Smart monkeys - Johny, Chicco, Gita
Johny, Chicco, Gita - they found a new home in Malkia Park - came to us from a private foreign ZOO for little space.
Their diets are the most varied as it is usual by new world monkeys (New World monkeys - flat-nosed monkeys, inhabit areas of America). They eat everything: fruits, vegetables, insects, eggs, meat.
They look for food in groups, and if one member discovers something edible, it can make the others make a loud whistling sound.
They live in communities of 6 to 20 members. The group is usually led by a dominant pair / possibly a dominant male. Females give birth to one young every two years, at any time of year. If the young do not reach the age of independence, they give birth every year.
They live 15 - 25 years in a wild, up to 40 years in captivity. The brown monkey measures 32 to 57 cm without a tail and weighs 1.9 to 4.8 kg. The tail reaches a length of 38 to 56 cm.
Brown capuchin (and related species) are animals in which the use of tools such as water retention with vessels, insect hunting with twigs, the use of absorbent objects to retain fluids, or the breaking of hard fruit with stone hammers has been observed in the wild and in captivity.
Apes have been observed breaking stones with nuts and even using stones to release other stones that could serve as suitable tools. This behavior, known as the use of a second-order instrument, was previously known only to chimpanzees.
In Malkia Park, as part of the annotated feedings, the monkeys break coconuts, for example, against a hard surface, and do not try to bite the shell.
Keepers are also used to giving them spring onions - they paint their body with their grandson and thus get rid of parasites.
People often buy primates, thinking they are cheerful and nice pets. When adorable cubs become stubborn adolescents and aggressive adults who, in addition, destroy everything around them, such as the equipment of an apartment or paddock, and simply cannot maintain hygiene, people try to get rid of them.
Also, tourists who are photographed on holiday with tamed primates unknowingly support the inappropriate treatment of animals.
These individuals are often acquired in the wild or in captivity by tearing off the young from their mother at an early age, when the young cling to humans and are easy to handle.

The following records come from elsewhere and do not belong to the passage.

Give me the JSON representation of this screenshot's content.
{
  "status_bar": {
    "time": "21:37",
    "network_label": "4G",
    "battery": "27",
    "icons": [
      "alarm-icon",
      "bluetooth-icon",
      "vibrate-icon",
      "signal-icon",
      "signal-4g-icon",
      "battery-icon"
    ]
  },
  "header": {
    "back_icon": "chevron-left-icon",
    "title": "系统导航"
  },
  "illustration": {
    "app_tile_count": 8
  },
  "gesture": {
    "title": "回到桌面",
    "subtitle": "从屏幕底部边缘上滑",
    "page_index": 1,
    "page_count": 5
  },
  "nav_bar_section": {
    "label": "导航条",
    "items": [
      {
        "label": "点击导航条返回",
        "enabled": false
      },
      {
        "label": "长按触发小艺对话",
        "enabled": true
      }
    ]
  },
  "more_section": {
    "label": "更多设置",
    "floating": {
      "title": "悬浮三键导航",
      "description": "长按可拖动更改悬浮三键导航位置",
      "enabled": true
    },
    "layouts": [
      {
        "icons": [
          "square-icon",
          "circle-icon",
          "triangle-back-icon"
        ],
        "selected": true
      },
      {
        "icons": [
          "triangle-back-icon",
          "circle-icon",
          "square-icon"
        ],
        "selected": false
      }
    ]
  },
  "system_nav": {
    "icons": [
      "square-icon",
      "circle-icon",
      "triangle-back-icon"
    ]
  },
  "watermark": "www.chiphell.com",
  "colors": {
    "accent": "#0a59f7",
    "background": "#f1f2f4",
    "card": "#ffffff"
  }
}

The animal is forced to sit with a collar and chain and suffer from touching and photographing with a number of strangers. When he does not cooperate or is aggressive, it is unnecessary for the owner and ends up in unsuitable premises.
Therefore, please do not support photography with animals.